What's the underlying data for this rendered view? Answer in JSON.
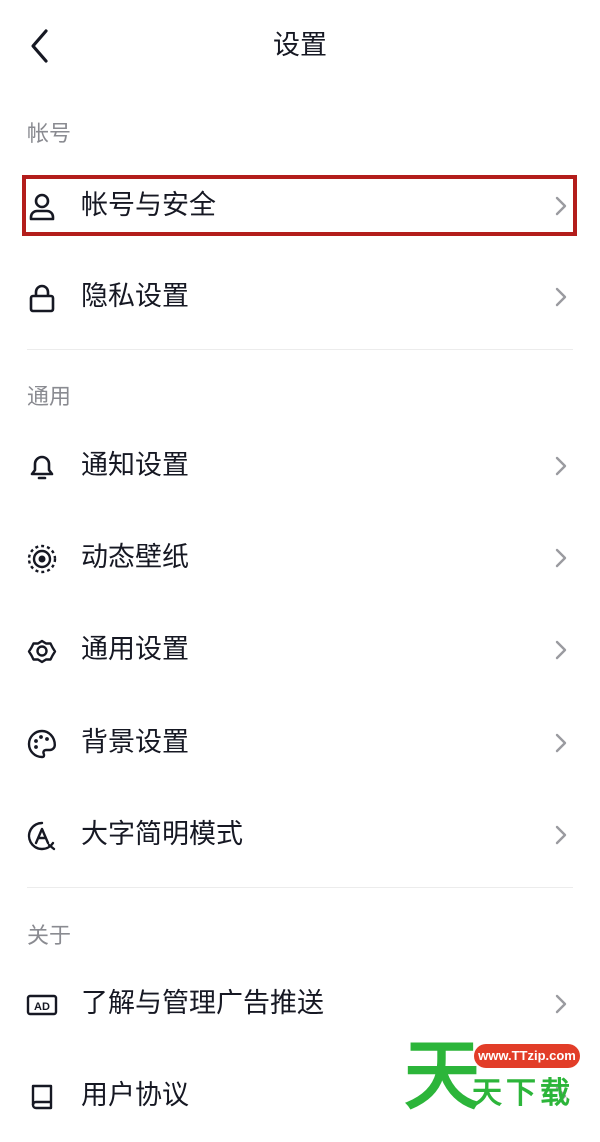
{
  "header": {
    "title": "设置",
    "back_icon": "chevron-left-icon"
  },
  "sections": {
    "account": {
      "label": "帐号",
      "items": [
        {
          "label": "帐号与安全",
          "icon": "user-icon"
        },
        {
          "label": "隐私设置",
          "icon": "lock-icon"
        }
      ]
    },
    "general": {
      "label": "通用",
      "items": [
        {
          "label": "通知设置",
          "icon": "bell-icon"
        },
        {
          "label": "动态壁纸",
          "icon": "live-wallpaper-icon"
        },
        {
          "label": "通用设置",
          "icon": "gear-icon"
        },
        {
          "label": "背景设置",
          "icon": "palette-icon"
        },
        {
          "label": "大字简明模式",
          "icon": "large-font-icon"
        }
      ]
    },
    "about": {
      "label": "关于",
      "items": [
        {
          "label": "了解与管理广告推送",
          "icon": "ad-icon"
        },
        {
          "label": "用户协议",
          "icon": "book-icon"
        }
      ]
    }
  },
  "highlight": {
    "color": "#b31d1b",
    "target": "帐号与安全"
  },
  "watermark": {
    "site": "www.TTzip.com",
    "big_char": "天",
    "text": "天下载"
  }
}
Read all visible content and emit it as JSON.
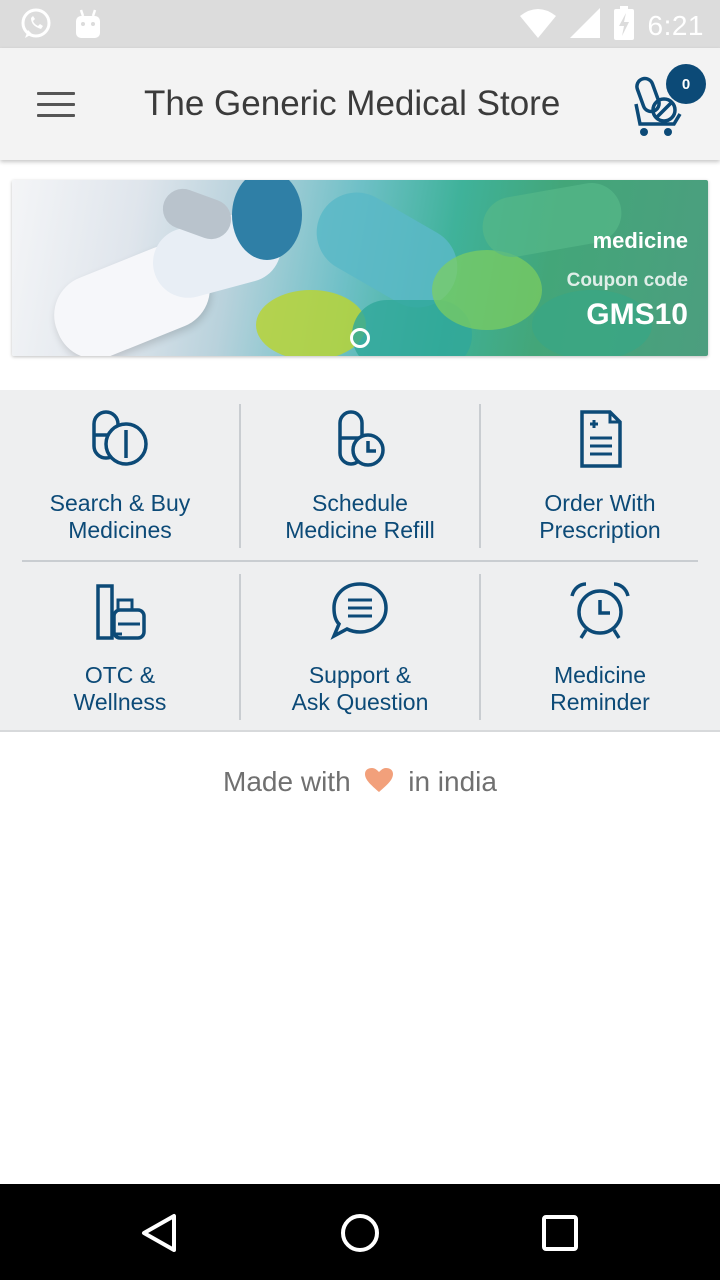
{
  "status_bar": {
    "time": "6:21",
    "icons": [
      "whatsapp-icon",
      "android-icon",
      "wifi-icon",
      "cellular-icon",
      "battery-charging-icon"
    ]
  },
  "app_bar": {
    "title": "The Generic Medical Store",
    "menu_icon": "hamburger-menu-icon",
    "cart_icon": "medicine-cart-icon",
    "cart_count": "0"
  },
  "banner": {
    "title": "medicine",
    "coupon_label": "Coupon code",
    "coupon_code": "GMS10",
    "slides": 1,
    "active_slide": 1
  },
  "tiles": [
    {
      "label_line1": "Search & Buy",
      "label_line2": "Medicines",
      "icon": "pills-icon"
    },
    {
      "label_line1": "Schedule",
      "label_line2": "Medicine Refill",
      "icon": "pill-clock-icon"
    },
    {
      "label_line1": "Order With",
      "label_line2": "Prescription",
      "icon": "prescription-document-icon"
    },
    {
      "label_line1": "OTC &",
      "label_line2": "Wellness",
      "icon": "wellness-bottles-icon"
    },
    {
      "label_line1": "Support &",
      "label_line2": "Ask Question",
      "icon": "chat-bubble-icon"
    },
    {
      "label_line1": "Medicine",
      "label_line2": "Reminder",
      "icon": "alarm-clock-icon"
    }
  ],
  "footer": {
    "made_with": "Made with",
    "in_india": "in india",
    "heart_icon": "heart-icon"
  },
  "colors": {
    "primary": "#0c4a77",
    "heart": "#f2a07b",
    "app_bar_bg": "#f3f3f3",
    "grid_bg": "#eeeff0"
  },
  "nav_bar": {
    "icons": [
      "back-icon",
      "home-icon",
      "recents-icon"
    ]
  }
}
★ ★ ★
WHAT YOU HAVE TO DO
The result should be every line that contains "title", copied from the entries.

EXERCISE SOLUTION
    "title": "设置",
    "title": "The Generic Medical Store",
    "title": "medicine",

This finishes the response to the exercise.